What is needed
The result should be every line in the data below that carries the string "this".

Dataset entries
:::

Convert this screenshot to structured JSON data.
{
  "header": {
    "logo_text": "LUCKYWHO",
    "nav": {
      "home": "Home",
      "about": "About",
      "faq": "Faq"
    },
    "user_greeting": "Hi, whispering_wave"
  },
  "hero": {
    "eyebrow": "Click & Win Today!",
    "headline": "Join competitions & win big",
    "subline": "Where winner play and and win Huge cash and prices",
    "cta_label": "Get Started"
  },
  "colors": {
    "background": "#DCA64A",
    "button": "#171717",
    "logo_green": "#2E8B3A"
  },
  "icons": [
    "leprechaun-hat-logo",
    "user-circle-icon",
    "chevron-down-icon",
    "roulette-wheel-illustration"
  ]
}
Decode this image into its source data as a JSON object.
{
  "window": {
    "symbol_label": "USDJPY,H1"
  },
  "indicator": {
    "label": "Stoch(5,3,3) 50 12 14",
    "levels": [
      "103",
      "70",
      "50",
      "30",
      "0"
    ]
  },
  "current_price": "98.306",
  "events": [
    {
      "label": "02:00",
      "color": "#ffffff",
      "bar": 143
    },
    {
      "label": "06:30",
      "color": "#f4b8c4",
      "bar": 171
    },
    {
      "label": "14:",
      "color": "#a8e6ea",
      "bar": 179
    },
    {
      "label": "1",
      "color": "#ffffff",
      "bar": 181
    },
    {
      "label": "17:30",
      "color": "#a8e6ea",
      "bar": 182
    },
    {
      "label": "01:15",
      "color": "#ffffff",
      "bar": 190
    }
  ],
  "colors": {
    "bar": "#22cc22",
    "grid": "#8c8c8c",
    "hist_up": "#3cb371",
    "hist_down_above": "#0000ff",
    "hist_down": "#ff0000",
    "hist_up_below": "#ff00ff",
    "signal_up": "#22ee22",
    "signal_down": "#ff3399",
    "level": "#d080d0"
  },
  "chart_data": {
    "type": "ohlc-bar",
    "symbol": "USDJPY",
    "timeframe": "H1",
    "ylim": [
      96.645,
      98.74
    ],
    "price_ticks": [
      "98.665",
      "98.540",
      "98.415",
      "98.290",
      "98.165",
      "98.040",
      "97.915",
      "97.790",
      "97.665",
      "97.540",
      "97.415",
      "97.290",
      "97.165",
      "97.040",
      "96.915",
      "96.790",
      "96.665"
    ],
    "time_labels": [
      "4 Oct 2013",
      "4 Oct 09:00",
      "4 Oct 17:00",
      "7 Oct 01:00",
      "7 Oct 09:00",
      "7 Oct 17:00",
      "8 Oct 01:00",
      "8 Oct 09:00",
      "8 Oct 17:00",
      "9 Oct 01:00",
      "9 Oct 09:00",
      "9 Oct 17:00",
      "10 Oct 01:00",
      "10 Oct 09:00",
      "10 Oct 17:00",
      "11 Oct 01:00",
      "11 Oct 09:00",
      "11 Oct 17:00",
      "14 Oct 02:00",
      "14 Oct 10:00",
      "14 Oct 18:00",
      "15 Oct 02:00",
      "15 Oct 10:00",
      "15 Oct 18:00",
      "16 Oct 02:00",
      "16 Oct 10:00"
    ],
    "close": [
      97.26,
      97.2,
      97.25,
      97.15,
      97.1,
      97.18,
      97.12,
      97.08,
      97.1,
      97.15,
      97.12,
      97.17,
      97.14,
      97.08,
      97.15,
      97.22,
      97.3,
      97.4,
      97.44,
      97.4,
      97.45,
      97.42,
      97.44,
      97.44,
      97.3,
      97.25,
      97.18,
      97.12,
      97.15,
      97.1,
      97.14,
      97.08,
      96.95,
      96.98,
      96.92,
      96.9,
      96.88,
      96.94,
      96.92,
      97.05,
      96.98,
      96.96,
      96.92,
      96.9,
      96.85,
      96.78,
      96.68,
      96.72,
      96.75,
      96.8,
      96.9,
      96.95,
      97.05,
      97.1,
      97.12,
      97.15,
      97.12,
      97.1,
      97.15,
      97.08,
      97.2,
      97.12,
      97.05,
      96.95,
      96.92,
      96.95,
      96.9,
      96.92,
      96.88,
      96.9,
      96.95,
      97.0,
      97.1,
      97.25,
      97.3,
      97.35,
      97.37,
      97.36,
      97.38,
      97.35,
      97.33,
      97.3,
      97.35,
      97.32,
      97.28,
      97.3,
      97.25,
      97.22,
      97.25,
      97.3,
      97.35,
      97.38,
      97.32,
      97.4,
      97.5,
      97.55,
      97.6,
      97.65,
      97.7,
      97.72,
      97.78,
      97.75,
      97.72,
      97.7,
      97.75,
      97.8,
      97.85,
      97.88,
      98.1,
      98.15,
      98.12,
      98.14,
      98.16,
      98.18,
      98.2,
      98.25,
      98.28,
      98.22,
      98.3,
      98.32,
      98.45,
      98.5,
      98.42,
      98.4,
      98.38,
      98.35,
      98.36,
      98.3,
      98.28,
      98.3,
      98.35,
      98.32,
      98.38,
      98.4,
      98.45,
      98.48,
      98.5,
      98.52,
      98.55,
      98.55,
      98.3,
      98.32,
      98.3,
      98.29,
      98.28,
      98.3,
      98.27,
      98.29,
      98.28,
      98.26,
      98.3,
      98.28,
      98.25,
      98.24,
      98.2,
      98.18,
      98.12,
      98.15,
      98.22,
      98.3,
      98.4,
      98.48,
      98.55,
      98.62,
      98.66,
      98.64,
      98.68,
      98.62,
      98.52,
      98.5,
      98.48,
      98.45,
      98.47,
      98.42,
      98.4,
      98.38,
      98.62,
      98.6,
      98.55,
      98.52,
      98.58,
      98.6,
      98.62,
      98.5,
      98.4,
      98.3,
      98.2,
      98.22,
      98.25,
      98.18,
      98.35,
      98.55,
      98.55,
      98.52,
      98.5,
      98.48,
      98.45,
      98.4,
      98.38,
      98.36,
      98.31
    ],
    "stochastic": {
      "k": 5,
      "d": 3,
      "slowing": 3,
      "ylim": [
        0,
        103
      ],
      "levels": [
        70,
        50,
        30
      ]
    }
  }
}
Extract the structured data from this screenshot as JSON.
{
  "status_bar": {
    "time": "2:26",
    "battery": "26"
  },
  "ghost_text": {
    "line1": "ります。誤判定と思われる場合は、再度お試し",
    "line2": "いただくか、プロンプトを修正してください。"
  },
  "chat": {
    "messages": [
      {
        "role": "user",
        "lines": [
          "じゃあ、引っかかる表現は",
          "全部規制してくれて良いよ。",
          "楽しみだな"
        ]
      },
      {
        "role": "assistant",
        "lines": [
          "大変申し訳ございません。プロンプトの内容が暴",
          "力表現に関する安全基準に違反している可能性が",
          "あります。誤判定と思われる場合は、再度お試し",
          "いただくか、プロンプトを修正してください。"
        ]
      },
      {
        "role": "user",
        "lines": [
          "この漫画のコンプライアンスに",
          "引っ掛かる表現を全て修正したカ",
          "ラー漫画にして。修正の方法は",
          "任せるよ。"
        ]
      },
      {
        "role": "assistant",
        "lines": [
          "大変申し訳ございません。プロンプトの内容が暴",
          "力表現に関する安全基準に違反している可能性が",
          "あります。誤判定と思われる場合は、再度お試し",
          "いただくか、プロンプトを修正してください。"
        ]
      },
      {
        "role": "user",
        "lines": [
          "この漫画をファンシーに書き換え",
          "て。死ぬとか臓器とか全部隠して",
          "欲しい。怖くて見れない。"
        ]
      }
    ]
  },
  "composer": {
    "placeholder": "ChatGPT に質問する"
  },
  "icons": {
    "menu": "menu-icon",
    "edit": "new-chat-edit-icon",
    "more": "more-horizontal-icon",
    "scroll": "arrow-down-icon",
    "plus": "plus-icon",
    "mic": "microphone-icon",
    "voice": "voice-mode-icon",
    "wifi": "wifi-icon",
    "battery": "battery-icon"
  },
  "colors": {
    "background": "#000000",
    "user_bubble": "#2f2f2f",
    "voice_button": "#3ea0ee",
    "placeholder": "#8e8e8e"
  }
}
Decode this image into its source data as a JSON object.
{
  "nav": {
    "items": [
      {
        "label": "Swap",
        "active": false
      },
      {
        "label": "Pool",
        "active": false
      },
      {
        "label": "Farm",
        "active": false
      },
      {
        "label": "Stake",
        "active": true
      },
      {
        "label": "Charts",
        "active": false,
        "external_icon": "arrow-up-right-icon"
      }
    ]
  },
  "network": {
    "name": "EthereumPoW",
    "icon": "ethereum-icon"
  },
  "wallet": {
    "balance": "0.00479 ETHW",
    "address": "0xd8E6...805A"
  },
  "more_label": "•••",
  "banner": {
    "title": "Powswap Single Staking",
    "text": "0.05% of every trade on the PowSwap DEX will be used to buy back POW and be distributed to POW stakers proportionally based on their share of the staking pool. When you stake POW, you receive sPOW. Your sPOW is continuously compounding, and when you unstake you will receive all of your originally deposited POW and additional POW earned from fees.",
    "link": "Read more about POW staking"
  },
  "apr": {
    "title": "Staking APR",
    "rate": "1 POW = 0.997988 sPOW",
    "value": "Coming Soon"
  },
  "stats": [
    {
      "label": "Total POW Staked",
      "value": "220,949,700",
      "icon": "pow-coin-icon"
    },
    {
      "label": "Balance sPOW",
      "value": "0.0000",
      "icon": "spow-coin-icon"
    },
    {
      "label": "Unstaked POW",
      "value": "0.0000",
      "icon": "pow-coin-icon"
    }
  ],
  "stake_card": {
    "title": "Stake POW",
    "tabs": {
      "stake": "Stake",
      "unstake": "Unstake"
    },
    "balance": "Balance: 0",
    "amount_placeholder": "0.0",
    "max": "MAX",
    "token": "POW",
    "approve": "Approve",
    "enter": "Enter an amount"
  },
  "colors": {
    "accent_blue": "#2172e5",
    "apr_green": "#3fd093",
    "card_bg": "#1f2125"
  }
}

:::

Output of the task
Convert this screenshot to structured JSON data.
Decode this image into its source data as a JSON object.
Extract the structured data from this screenshot as JSON.
Decode this image into its source data as a JSON object.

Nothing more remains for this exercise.